- [Instructions for the task] Once the images are removed, set down everything else in the listing below exactly.
====== Data for processing ======
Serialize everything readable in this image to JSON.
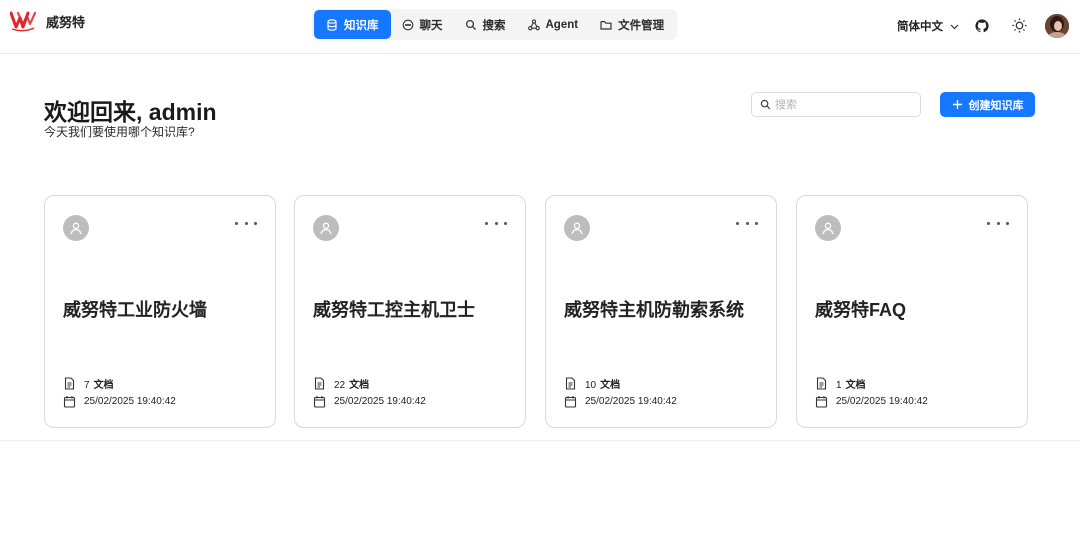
{
  "brand": {
    "name": "威努特"
  },
  "nav": {
    "items": [
      {
        "label": "知识库",
        "icon": "database-icon",
        "active": true
      },
      {
        "label": "聊天",
        "icon": "chat-icon",
        "active": false
      },
      {
        "label": "搜索",
        "icon": "search-icon",
        "active": false
      },
      {
        "label": "Agent",
        "icon": "agent-icon",
        "active": false
      },
      {
        "label": "文件管理",
        "icon": "folder-icon",
        "active": false
      }
    ]
  },
  "header": {
    "language": "简体中文"
  },
  "greeting": {
    "title": "欢迎回来, admin",
    "subtitle": "今天我们要使用哪个知识库?"
  },
  "search": {
    "placeholder": "搜索"
  },
  "create_button": {
    "label": "创建知识库"
  },
  "docs_unit": "文档",
  "cards": [
    {
      "title": "威努特工业防火墙",
      "doc_count": "7",
      "date": "25/02/2025 19:40:42"
    },
    {
      "title": "威努特工控主机卫士",
      "doc_count": "22",
      "date": "25/02/2025 19:40:42"
    },
    {
      "title": "威努特主机防勒索系统",
      "doc_count": "10",
      "date": "25/02/2025 19:40:42"
    },
    {
      "title": "威努特FAQ",
      "doc_count": "1",
      "date": "25/02/2025 19:40:42"
    }
  ],
  "colors": {
    "accent": "#1677ff",
    "brand_red": "#e0262b"
  }
}
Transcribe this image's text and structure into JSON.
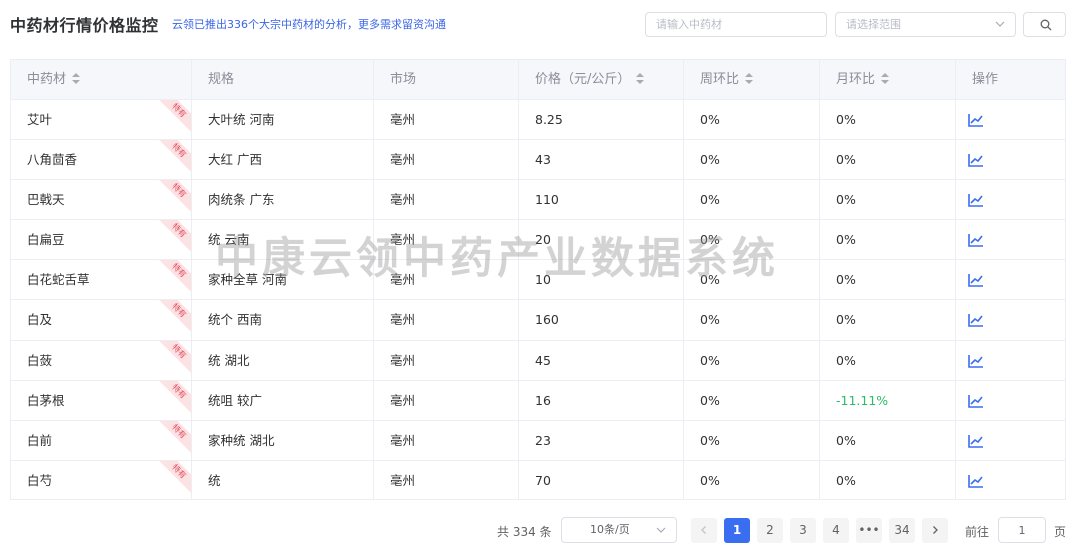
{
  "header": {
    "title": "中药材行情价格监控",
    "subtitle": "云领已推出336个大宗中药材的分析，更多需求留资沟通",
    "search_placeholder": "请输入中药材",
    "range_placeholder": "请选择范围",
    "search_icon": "search-icon",
    "chevron_icon": "chevron-down-icon"
  },
  "table": {
    "columns": [
      "中药材",
      "规格",
      "市场",
      "价格（元/公斤）",
      "周环比",
      "月环比",
      "操作"
    ],
    "ribbon_text": "特有",
    "action_icon": "trend-chart-icon",
    "rows": [
      {
        "herb": "艾叶",
        "spec": "大叶统 河南",
        "market": "亳州",
        "price": "8.25",
        "wow": "0%",
        "mom": "0%"
      },
      {
        "herb": "八角茴香",
        "spec": "大红 广西",
        "market": "亳州",
        "price": "43",
        "wow": "0%",
        "mom": "0%"
      },
      {
        "herb": "巴戟天",
        "spec": "肉统条 广东",
        "market": "亳州",
        "price": "110",
        "wow": "0%",
        "mom": "0%"
      },
      {
        "herb": "白扁豆",
        "spec": "统 云南",
        "market": "亳州",
        "price": "20",
        "wow": "0%",
        "mom": "0%"
      },
      {
        "herb": "白花蛇舌草",
        "spec": "家种全草 河南",
        "market": "亳州",
        "price": "10",
        "wow": "0%",
        "mom": "0%"
      },
      {
        "herb": "白及",
        "spec": "统个 西南",
        "market": "亳州",
        "price": "160",
        "wow": "0%",
        "mom": "0%"
      },
      {
        "herb": "白蔹",
        "spec": "统 湖北",
        "market": "亳州",
        "price": "45",
        "wow": "0%",
        "mom": "0%"
      },
      {
        "herb": "白茅根",
        "spec": "统咀 较广",
        "market": "亳州",
        "price": "16",
        "wow": "0%",
        "mom": "-11.11%"
      },
      {
        "herb": "白前",
        "spec": "家种统 湖北",
        "market": "亳州",
        "price": "23",
        "wow": "0%",
        "mom": "0%"
      },
      {
        "herb": "白芍",
        "spec": "统",
        "market": "亳州",
        "price": "70",
        "wow": "0%",
        "mom": "0%"
      }
    ]
  },
  "watermark": "中康云领中药产业数据系统",
  "pagination": {
    "total_text": "共 334 条",
    "page_size": "10条/页",
    "pages": [
      "1",
      "2",
      "3",
      "4",
      "•••",
      "34"
    ],
    "current_page": "1",
    "prev_icon": "chevron-left-icon",
    "next_icon": "chevron-right-icon",
    "goto_label": "前往",
    "goto_value": "1",
    "page_suffix": "页"
  },
  "colors": {
    "accent": "#3a6ef0",
    "negative": "#2bbd6b",
    "ribbon_bg": "#fde2e4",
    "ribbon_text": "#e24a5a"
  }
}
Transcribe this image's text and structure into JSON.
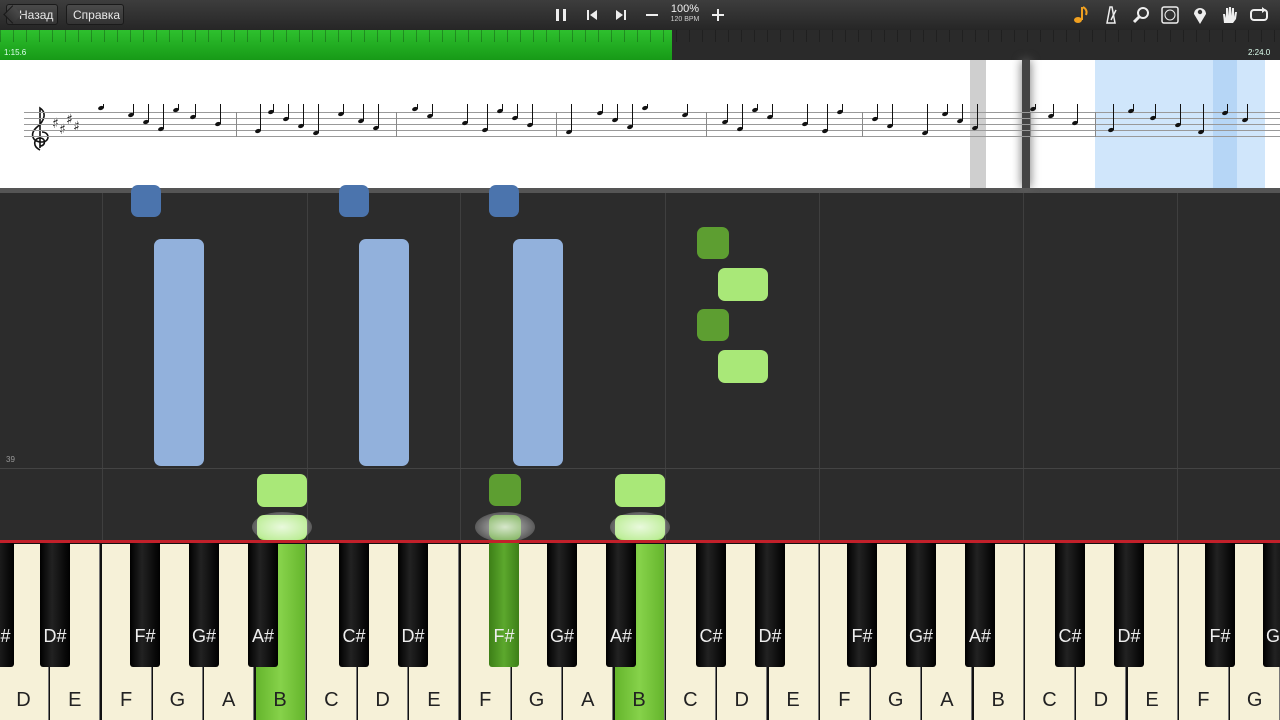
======
- [Answer section]
Serialize everything readable in this image to JSON.
{
  "brand": {
    "name": "威努特"
  },
  "nav": {
    "items": [
      {
        "label": "知识库",
        "icon": "database-icon",
        "active": true
      },
      {
        "label": "聊天",
        "icon": "chat-icon",
        "active": false
      },
      {
        "label": "搜索",
        "icon": "search-icon",
        "active": false
      },
      {
        "label": "Agent",
        "icon": "agent-icon",
        "active": false
      },
      {
        "label": "文件管理",
        "icon": "folder-icon",
        "active": false
      }
    ]
  },
  "header": {
    "language": "简体中文"
  },
  "greeting": {
    "title": "欢迎回来, admin",
    "subtitle": "今天我们要使用哪个知识库?"
  },
  "search": {
    "placeholder": "搜索"
  },
  "create_button": {
    "label": "创建知识库"
  },
  "docs_unit": "文档",
  "cards": [
    {
      "title": "威努特工业防火墙",
      "doc_count": "7",
      "date": "25/02/2025 19:40:42"
    },
    {
      "title": "威努特工控主机卫士",
      "doc_count": "22",
      "date": "25/02/2025 19:40:42"
    },
    {
      "title": "威努特主机防勒索系统",
      "doc_count": "10",
      "date": "25/02/2025 19:40:42"
    },
    {
      "title": "威努特FAQ",
      "doc_count": "1",
      "date": "25/02/2025 19:40:42"
    }
  ],
  "colors": {
    "accent": "#1677ff",
    "brand_red": "#e0262b"
  }
}
Transcribe this image's text and structure into JSON.
{
  "header": {
    "title": "中药材行情价格监控",
    "subtitle": "云领已推出336个大宗中药材的分析，更多需求留资沟通",
    "search_placeholder": "请输入中药材",
    "range_placeholder": "请选择范围",
    "search_icon": "search-icon",
    "chevron_icon": "chevron-down-icon"
  },
  "table": {
    "columns": [
      "中药材",
      "规格",
      "市场",
      "价格（元/公斤）",
      "周环比",
      "月环比",
      "操作"
    ],
    "ribbon_text": "特有",
    "action_icon": "trend-chart-icon",
    "rows": [
      {
        "herb": "艾叶",
        "spec": "大叶统 河南",
        "market": "亳州",
        "price": "8.25",
        "wow": "0%",
        "mom": "0%"
      },
      {
        "herb": "八角茴香",
        "spec": "大红 广西",
        "market": "亳州",
        "price": "43",
        "wow": "0%",
        "mom": "0%"
      },
      {
        "herb": "巴戟天",
        "spec": "肉统条 广东",
        "market": "亳州",
        "price": "110",
        "wow": "0%",
        "mom": "0%"
      },
      {
        "herb": "白扁豆",
        "spec": "统 云南",
        "market": "亳州",
        "price": "20",
        "wow": "0%",
        "mom": "0%"
      },
      {
        "herb": "白花蛇舌草",
        "spec": "家种全草 河南",
        "market": "亳州",
        "price": "10",
        "wow": "0%",
        "mom": "0%"
      },
      {
        "herb": "白及",
        "spec": "统个 西南",
        "market": "亳州",
        "price": "160",
        "wow": "0%",
        "mom": "0%"
      },
      {
        "herb": "白蔹",
        "spec": "统 湖北",
        "market": "亳州",
        "price": "45",
        "wow": "0%",
        "mom": "0%"
      },
      {
        "herb": "白茅根",
        "spec": "统咀 较广",
        "market": "亳州",
        "price": "16",
        "wow": "0%",
        "mom": "-11.11%"
      },
      {
        "herb": "白前",
        "spec": "家种统 湖北",
        "market": "亳州",
        "price": "23",
        "wow": "0%",
        "mom": "0%"
      },
      {
        "herb": "白芍",
        "spec": "统",
        "market": "亳州",
        "price": "70",
        "wow": "0%",
        "mom": "0%"
      }
    ]
  },
  "watermark": "中康云领中药产业数据系统",
  "pagination": {
    "total_text": "共 334 条",
    "page_size": "10条/页",
    "pages": [
      "1",
      "2",
      "3",
      "4",
      "•••",
      "34"
    ],
    "current_page": "1",
    "prev_icon": "chevron-left-icon",
    "next_icon": "chevron-right-icon",
    "goto_label": "前往",
    "goto_value": "1",
    "page_suffix": "页"
  },
  "colors": {
    "accent": "#3a6ef0",
    "negative": "#2bbd6b",
    "ribbon_bg": "#fde2e4",
    "ribbon_text": "#e24a5a"
  }
}
Transcribe this image's text and structure into JSON.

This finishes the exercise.